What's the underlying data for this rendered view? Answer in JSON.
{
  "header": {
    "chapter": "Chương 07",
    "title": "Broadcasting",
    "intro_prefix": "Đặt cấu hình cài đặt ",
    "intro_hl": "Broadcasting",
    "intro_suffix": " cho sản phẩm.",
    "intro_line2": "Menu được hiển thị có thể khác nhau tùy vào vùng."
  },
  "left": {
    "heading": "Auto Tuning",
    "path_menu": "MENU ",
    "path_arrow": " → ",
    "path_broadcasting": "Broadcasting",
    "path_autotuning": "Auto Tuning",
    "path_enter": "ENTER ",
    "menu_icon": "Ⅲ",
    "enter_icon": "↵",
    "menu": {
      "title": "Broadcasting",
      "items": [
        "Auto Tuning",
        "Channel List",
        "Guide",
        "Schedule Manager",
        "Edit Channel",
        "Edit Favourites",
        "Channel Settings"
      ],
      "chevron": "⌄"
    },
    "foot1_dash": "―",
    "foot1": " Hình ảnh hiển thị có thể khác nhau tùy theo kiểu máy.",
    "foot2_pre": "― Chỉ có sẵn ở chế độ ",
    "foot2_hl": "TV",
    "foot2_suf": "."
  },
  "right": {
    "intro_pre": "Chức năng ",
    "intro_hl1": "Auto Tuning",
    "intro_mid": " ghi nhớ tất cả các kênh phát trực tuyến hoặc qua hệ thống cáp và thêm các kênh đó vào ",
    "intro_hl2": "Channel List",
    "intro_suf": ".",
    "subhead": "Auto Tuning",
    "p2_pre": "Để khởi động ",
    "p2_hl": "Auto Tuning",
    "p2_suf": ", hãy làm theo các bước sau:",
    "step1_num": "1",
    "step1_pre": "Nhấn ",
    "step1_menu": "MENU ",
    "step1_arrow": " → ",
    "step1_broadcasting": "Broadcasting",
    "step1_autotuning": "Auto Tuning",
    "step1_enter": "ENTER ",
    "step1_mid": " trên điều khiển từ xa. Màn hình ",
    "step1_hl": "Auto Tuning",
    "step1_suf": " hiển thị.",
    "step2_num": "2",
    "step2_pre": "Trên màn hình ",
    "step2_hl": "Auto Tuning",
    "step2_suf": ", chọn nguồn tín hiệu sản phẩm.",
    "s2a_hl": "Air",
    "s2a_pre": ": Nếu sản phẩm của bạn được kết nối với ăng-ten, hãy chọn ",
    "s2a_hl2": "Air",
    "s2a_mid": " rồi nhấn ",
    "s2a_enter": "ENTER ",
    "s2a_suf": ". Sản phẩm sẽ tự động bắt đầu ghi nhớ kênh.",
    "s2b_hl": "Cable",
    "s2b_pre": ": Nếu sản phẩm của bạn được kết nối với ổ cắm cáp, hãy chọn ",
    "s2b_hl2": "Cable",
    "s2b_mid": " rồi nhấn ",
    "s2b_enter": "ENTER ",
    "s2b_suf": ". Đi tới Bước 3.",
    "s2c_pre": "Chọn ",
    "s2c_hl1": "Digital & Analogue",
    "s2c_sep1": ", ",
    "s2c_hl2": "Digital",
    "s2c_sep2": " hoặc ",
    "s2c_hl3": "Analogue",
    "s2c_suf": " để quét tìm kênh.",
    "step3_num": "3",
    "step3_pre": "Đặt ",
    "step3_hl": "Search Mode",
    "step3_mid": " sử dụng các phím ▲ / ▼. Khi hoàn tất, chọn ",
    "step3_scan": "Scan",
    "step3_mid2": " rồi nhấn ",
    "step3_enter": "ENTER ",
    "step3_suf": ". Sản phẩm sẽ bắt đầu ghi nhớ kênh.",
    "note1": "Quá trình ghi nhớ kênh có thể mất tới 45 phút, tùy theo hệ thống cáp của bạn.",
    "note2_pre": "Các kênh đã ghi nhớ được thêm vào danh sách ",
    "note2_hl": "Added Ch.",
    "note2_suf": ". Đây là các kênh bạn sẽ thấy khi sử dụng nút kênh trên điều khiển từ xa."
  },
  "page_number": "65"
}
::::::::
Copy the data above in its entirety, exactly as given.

Written reply:
What's the underlying data for this rendered view? Answer in JSON.
{
  "header": {
    "chapter": "Chương 07",
    "title": "Broadcasting",
    "intro_prefix": "Đặt cấu hình cài đặt ",
    "intro_hl": "Broadcasting",
    "intro_suffix": " cho sản phẩm.",
    "intro_line2": "Menu được hiển thị có thể khác nhau tùy vào vùng."
  },
  "left": {
    "heading": "Auto Tuning",
    "path_menu": "MENU ",
    "path_arrow": " → ",
    "path_broadcasting": "Broadcasting",
    "path_autotuning": "Auto Tuning",
    "path_enter": "ENTER ",
    "menu_icon": "Ⅲ",
    "enter_icon": "↵",
    "menu": {
      "title": "Broadcasting",
      "items": [
        "Auto Tuning",
        "Channel List",
        "Guide",
        "Schedule Manager",
        "Edit Channel",
        "Edit Favourites",
        "Channel Settings"
      ],
      "chevron": "⌄"
    },
    "foot1_dash": "―",
    "foot1": " Hình ảnh hiển thị có thể khác nhau tùy theo kiểu máy.",
    "foot2_pre": "― Chỉ có sẵn ở chế độ ",
    "foot2_hl": "TV",
    "foot2_suf": "."
  },
  "right": {
    "intro_pre": "Chức năng ",
    "intro_hl1": "Auto Tuning",
    "intro_mid": " ghi nhớ tất cả các kênh phát trực tuyến hoặc qua hệ thống cáp và thêm các kênh đó vào ",
    "intro_hl2": "Channel List",
    "intro_suf": ".",
    "subhead": "Auto Tuning",
    "p2_pre": "Để khởi động ",
    "p2_hl": "Auto Tuning",
    "p2_suf": ", hãy làm theo các bước sau:",
    "step1_num": "1",
    "step1_pre": "Nhấn ",
    "step1_menu": "MENU ",
    "step1_arrow": " → ",
    "step1_broadcasting": "Broadcasting",
    "step1_autotuning": "Auto Tuning",
    "step1_enter": "ENTER ",
    "step1_mid": " trên điều khiển từ xa. Màn hình ",
    "step1_hl": "Auto Tuning",
    "step1_suf": " hiển thị.",
    "step2_num": "2",
    "step2_pre": "Trên màn hình ",
    "step2_hl": "Auto Tuning",
    "step2_suf": ", chọn nguồn tín hiệu sản phẩm.",
    "s2a_hl": "Air",
    "s2a_pre": ": Nếu sản phẩm của bạn được kết nối với ăng-ten, hãy chọn ",
    "s2a_hl2": "Air",
    "s2a_mid": " rồi nhấn ",
    "s2a_enter": "ENTER ",
    "s2a_suf": ". Sản phẩm sẽ tự động bắt đầu ghi nhớ kênh.",
    "s2b_hl": "Cable",
    "s2b_pre": ": Nếu sản phẩm của bạn được kết nối với ổ cắm cáp, hãy chọn ",
    "s2b_hl2": "Cable",
    "s2b_mid": " rồi nhấn ",
    "s2b_enter": "ENTER ",
    "s2b_suf": ". Đi tới Bước 3.",
    "s2c_pre": "Chọn ",
    "s2c_hl1": "Digital & Analogue",
    "s2c_sep1": ", ",
    "s2c_hl2": "Digital",
    "s2c_sep2": " hoặc ",
    "s2c_hl3": "Analogue",
    "s2c_suf": " để quét tìm kênh.",
    "step3_num": "3",
    "step3_pre": "Đặt ",
    "step3_hl": "Search Mode",
    "step3_mid": " sử dụng các phím ▲ / ▼. Khi hoàn tất, chọn ",
    "step3_scan": "Scan",
    "step3_mid2": " rồi nhấn ",
    "step3_enter": "ENTER ",
    "step3_suf": ". Sản phẩm sẽ bắt đầu ghi nhớ kênh.",
    "note1": "Quá trình ghi nhớ kênh có thể mất tới 45 phút, tùy theo hệ thống cáp của bạn.",
    "note2_pre": "Các kênh đã ghi nhớ được thêm vào danh sách ",
    "note2_hl": "Added Ch.",
    "note2_suf": ". Đây là các kênh bạn sẽ thấy khi sử dụng nút kênh trên điều khiển từ xa."
  },
  "page_number": "65"
}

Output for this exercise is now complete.